[Excerpted records]
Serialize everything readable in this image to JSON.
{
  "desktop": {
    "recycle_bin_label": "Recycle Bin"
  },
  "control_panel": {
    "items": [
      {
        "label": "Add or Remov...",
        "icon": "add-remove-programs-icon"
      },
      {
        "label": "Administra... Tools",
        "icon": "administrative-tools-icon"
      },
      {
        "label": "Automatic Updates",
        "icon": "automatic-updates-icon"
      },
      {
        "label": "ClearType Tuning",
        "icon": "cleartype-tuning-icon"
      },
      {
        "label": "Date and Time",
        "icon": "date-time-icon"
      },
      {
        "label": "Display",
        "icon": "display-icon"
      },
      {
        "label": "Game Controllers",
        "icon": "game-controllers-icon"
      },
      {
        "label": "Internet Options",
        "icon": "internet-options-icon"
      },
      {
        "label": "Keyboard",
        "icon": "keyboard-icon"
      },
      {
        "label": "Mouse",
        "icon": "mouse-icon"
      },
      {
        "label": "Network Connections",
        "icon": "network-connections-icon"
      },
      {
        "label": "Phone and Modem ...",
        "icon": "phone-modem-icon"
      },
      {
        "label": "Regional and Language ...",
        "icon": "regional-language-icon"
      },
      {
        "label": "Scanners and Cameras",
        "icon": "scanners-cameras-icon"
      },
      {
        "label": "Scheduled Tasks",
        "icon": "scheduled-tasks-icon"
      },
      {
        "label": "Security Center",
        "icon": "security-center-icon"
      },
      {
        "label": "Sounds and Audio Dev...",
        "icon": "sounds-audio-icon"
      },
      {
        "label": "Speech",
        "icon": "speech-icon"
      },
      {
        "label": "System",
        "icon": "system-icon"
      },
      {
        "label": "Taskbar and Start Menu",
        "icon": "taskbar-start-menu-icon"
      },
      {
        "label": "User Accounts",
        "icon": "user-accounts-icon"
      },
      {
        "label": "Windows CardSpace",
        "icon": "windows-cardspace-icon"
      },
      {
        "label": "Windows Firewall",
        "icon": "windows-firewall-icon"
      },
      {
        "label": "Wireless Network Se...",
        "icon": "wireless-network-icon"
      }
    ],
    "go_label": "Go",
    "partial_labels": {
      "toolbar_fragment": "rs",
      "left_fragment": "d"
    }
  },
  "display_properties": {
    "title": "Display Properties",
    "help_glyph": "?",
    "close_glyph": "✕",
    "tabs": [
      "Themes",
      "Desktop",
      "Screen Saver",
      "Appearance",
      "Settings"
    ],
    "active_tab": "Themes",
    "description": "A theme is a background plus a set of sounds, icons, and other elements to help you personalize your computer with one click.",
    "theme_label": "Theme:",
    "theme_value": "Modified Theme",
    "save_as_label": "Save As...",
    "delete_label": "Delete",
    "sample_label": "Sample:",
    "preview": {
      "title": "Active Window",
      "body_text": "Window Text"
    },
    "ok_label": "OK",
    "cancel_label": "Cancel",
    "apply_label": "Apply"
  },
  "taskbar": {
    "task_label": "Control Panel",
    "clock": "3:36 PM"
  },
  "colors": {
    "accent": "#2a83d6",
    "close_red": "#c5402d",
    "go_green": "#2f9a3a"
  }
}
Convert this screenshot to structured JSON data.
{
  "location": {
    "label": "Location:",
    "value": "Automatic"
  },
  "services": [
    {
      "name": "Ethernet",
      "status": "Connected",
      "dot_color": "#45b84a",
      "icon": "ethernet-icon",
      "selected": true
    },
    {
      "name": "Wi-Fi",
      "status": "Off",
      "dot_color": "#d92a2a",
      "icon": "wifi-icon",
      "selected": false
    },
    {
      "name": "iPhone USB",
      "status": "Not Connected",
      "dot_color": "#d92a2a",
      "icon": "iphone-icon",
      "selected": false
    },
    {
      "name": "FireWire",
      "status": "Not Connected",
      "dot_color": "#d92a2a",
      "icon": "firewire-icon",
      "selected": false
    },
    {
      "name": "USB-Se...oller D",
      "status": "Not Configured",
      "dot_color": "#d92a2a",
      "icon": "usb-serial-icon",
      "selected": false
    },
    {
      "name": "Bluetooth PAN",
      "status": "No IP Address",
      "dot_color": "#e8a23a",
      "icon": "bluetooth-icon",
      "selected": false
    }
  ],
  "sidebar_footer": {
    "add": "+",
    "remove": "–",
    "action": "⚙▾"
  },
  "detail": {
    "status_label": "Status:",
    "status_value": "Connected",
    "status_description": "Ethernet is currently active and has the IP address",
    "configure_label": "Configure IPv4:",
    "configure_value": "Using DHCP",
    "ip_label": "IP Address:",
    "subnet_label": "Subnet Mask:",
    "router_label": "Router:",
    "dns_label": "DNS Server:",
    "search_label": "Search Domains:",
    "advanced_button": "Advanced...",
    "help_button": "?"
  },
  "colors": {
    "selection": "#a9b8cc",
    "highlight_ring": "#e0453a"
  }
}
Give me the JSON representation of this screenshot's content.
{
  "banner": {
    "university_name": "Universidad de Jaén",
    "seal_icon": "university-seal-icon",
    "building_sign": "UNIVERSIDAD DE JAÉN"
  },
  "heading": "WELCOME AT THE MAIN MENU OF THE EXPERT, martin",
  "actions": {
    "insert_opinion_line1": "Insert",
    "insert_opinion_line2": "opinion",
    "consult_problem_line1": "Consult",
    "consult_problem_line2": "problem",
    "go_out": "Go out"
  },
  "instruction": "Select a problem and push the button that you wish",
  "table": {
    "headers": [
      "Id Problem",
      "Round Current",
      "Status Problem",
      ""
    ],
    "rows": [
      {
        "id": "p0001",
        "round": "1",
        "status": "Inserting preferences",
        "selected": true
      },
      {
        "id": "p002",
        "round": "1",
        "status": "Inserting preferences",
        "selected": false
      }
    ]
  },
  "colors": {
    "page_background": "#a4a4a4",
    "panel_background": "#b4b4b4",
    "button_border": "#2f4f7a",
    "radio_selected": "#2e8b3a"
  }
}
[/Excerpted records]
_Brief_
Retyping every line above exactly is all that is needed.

_Result of the exercise_
Serialize everything readable in this image to JSON.
{
  "desktop": {
    "recycle_bin_label": "Recycle Bin"
  },
  "control_panel": {
    "items": [
      {
        "label": "Add or Remov...",
        "icon": "add-remove-programs-icon"
      },
      {
        "label": "Administra... Tools",
        "icon": "administrative-tools-icon"
      },
      {
        "label": "Automatic Updates",
        "icon": "automatic-updates-icon"
      },
      {
        "label": "ClearType Tuning",
        "icon": "cleartype-tuning-icon"
      },
      {
        "label": "Date and Time",
        "icon": "date-time-icon"
      },
      {
        "label": "Display",
        "icon": "display-icon"
      },
      {
        "label": "Game Controllers",
        "icon": "game-controllers-icon"
      },
      {
        "label": "Internet Options",
        "icon": "internet-options-icon"
      },
      {
        "label": "Keyboard",
        "icon": "keyboard-icon"
      },
      {
        "label": "Mouse",
        "icon": "mouse-icon"
      },
      {
        "label": "Network Connections",
        "icon": "network-connections-icon"
      },
      {
        "label": "Phone and Modem ...",
        "icon": "phone-modem-icon"
      },
      {
        "label": "Regional and Language ...",
        "icon": "regional-language-icon"
      },
      {
        "label": "Scanners and Cameras",
        "icon": "scanners-cameras-icon"
      },
      {
        "label": "Scheduled Tasks",
        "icon": "scheduled-tasks-icon"
      },
      {
        "label": "Security Center",
        "icon": "security-center-icon"
      },
      {
        "label": "Sounds and Audio Dev...",
        "icon": "sounds-audio-icon"
      },
      {
        "label": "Speech",
        "icon": "speech-icon"
      },
      {
        "label": "System",
        "icon": "system-icon"
      },
      {
        "label": "Taskbar and Start Menu",
        "icon": "taskbar-start-menu-icon"
      },
      {
        "label": "User Accounts",
        "icon": "user-accounts-icon"
      },
      {
        "label": "Windows CardSpace",
        "icon": "windows-cardspace-icon"
      },
      {
        "label": "Windows Firewall",
        "icon": "windows-firewall-icon"
      },
      {
        "label": "Wireless Network Se...",
        "icon": "wireless-network-icon"
      }
    ],
    "go_label": "Go",
    "partial_labels": {
      "toolbar_fragment": "rs",
      "left_fragment": "d"
    }
  },
  "display_properties": {
    "title": "Display Properties",
    "help_glyph": "?",
    "close_glyph": "✕",
    "tabs": [
      "Themes",
      "Desktop",
      "Screen Saver",
      "Appearance",
      "Settings"
    ],
    "active_tab": "Themes",
    "description": "A theme is a background plus a set of sounds, icons, and other elements to help you personalize your computer with one click.",
    "theme_label": "Theme:",
    "theme_value": "Modified Theme",
    "save_as_label": "Save As...",
    "delete_label": "Delete",
    "sample_label": "Sample:",
    "preview": {
      "title": "Active Window",
      "body_text": "Window Text"
    },
    "ok_label": "OK",
    "cancel_label": "Cancel",
    "apply_label": "Apply"
  },
  "taskbar": {
    "task_label": "Control Panel",
    "clock": "3:36 PM"
  },
  "colors": {
    "accent": "#2a83d6",
    "close_red": "#c5402d",
    "go_green": "#2f9a3a"
  }
}
Convert this screenshot to structured JSON data.
{
  "location": {
    "label": "Location:",
    "value": "Automatic"
  },
  "services": [
    {
      "name": "Ethernet",
      "status": "Connected",
      "dot_color": "#45b84a",
      "icon": "ethernet-icon",
      "selected": true
    },
    {
      "name": "Wi-Fi",
      "status": "Off",
      "dot_color": "#d92a2a",
      "icon": "wifi-icon",
      "selected": false
    },
    {
      "name": "iPhone USB",
      "status": "Not Connected",
      "dot_color": "#d92a2a",
      "icon": "iphone-icon",
      "selected": false
    },
    {
      "name": "FireWire",
      "status": "Not Connected",
      "dot_color": "#d92a2a",
      "icon": "firewire-icon",
      "selected": false
    },
    {
      "name": "USB-Se...oller D",
      "status": "Not Configured",
      "dot_color": "#d92a2a",
      "icon": "usb-serial-icon",
      "selected": false
    },
    {
      "name": "Bluetooth PAN",
      "status": "No IP Address",
      "dot_color": "#e8a23a",
      "icon": "bluetooth-icon",
      "selected": false
    }
  ],
  "sidebar_footer": {
    "add": "+",
    "remove": "–",
    "action": "⚙▾"
  },
  "detail": {
    "status_label": "Status:",
    "status_value": "Connected",
    "status_description": "Ethernet is currently active and has the IP address",
    "configure_label": "Configure IPv4:",
    "configure_value": "Using DHCP",
    "ip_label": "IP Address:",
    "subnet_label": "Subnet Mask:",
    "router_label": "Router:",
    "dns_label": "DNS Server:",
    "search_label": "Search Domains:",
    "advanced_button": "Advanced...",
    "help_button": "?"
  },
  "colors": {
    "selection": "#a9b8cc",
    "highlight_ring": "#e0453a"
  }
}
Give me the JSON representation of this screenshot's content.
{
  "banner": {
    "university_name": "Universidad de Jaén",
    "seal_icon": "university-seal-icon",
    "building_sign": "UNIVERSIDAD DE JAÉN"
  },
  "heading": "WELCOME AT THE MAIN MENU OF THE EXPERT, martin",
  "actions": {
    "insert_opinion_line1": "Insert",
    "insert_opinion_line2": "opinion",
    "consult_problem_line1": "Consult",
    "consult_problem_line2": "problem",
    "go_out": "Go out"
  },
  "instruction": "Select a problem and push the button that you wish",
  "table": {
    "headers": [
      "Id Problem",
      "Round Current",
      "Status Problem",
      ""
    ],
    "rows": [
      {
        "id": "p0001",
        "round": "1",
        "status": "Inserting preferences",
        "selected": true
      },
      {
        "id": "p002",
        "round": "1",
        "status": "Inserting preferences",
        "selected": false
      }
    ]
  },
  "colors": {
    "page_background": "#a4a4a4",
    "panel_background": "#b4b4b4",
    "button_border": "#2f4f7a",
    "radio_selected": "#2e8b3a"
  }
}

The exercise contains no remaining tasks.